entire force for duty amounts to only about (85,000) eighty-five thousand men. Gen. Wool's command, as you will observe from the accompanying order, las been taken out of my control, although he has most cheerfully cooperated with me. The only use that can be made of his command is to protect my communications in rear of this point.
At this time, only 53,000 men have joined me; but they are coming up as rapidly as my means of transportation will permit.
Please refer to my dispatch to the Secretary of War to-night, for the details of our present situation.
The President responded by this letter:
The President's question as to the grave discrepancy between the 85,000 men, admitted to be with or on their way to him by Gen.
M., and the 108,000 asserted by Secretary Stanton
, was never answered, and probably could not be; since an official return of the number of his Army April 30th, while it was still before Yorktown
, makes its aggregate 130,378, whereof 112,392 were present and fit for duty; Franklin
's division of 12,448 men having in the mean time been sent to him.

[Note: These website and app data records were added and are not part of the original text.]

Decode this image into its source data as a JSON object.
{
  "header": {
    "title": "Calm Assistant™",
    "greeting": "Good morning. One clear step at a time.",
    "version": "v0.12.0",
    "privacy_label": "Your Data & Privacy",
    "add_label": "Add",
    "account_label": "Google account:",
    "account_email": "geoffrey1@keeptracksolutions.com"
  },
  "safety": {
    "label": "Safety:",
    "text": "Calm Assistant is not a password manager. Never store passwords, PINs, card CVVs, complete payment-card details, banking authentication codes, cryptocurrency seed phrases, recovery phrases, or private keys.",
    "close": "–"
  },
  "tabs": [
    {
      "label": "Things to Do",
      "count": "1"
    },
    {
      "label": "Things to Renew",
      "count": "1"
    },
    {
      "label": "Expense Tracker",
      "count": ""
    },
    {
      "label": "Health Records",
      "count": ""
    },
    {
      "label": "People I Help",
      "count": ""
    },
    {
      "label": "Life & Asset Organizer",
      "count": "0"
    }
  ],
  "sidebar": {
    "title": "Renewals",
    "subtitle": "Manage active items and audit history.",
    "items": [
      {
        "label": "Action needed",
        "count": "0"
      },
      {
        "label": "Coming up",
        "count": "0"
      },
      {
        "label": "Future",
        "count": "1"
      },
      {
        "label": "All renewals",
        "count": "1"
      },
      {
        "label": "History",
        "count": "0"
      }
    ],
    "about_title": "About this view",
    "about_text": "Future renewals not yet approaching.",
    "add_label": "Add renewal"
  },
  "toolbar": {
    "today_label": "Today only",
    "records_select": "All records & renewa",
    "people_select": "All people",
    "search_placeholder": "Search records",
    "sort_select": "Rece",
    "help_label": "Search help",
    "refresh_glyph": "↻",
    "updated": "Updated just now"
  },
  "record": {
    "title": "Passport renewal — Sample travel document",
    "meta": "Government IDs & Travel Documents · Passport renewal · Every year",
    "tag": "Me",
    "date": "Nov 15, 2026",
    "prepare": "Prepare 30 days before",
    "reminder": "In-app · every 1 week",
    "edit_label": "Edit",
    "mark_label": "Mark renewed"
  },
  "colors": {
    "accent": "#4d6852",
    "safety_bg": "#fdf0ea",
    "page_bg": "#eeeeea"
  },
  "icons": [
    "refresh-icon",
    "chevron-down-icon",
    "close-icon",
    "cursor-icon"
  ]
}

But, on another point, military men are not likely to agree with the President
's command may very probably have been doing just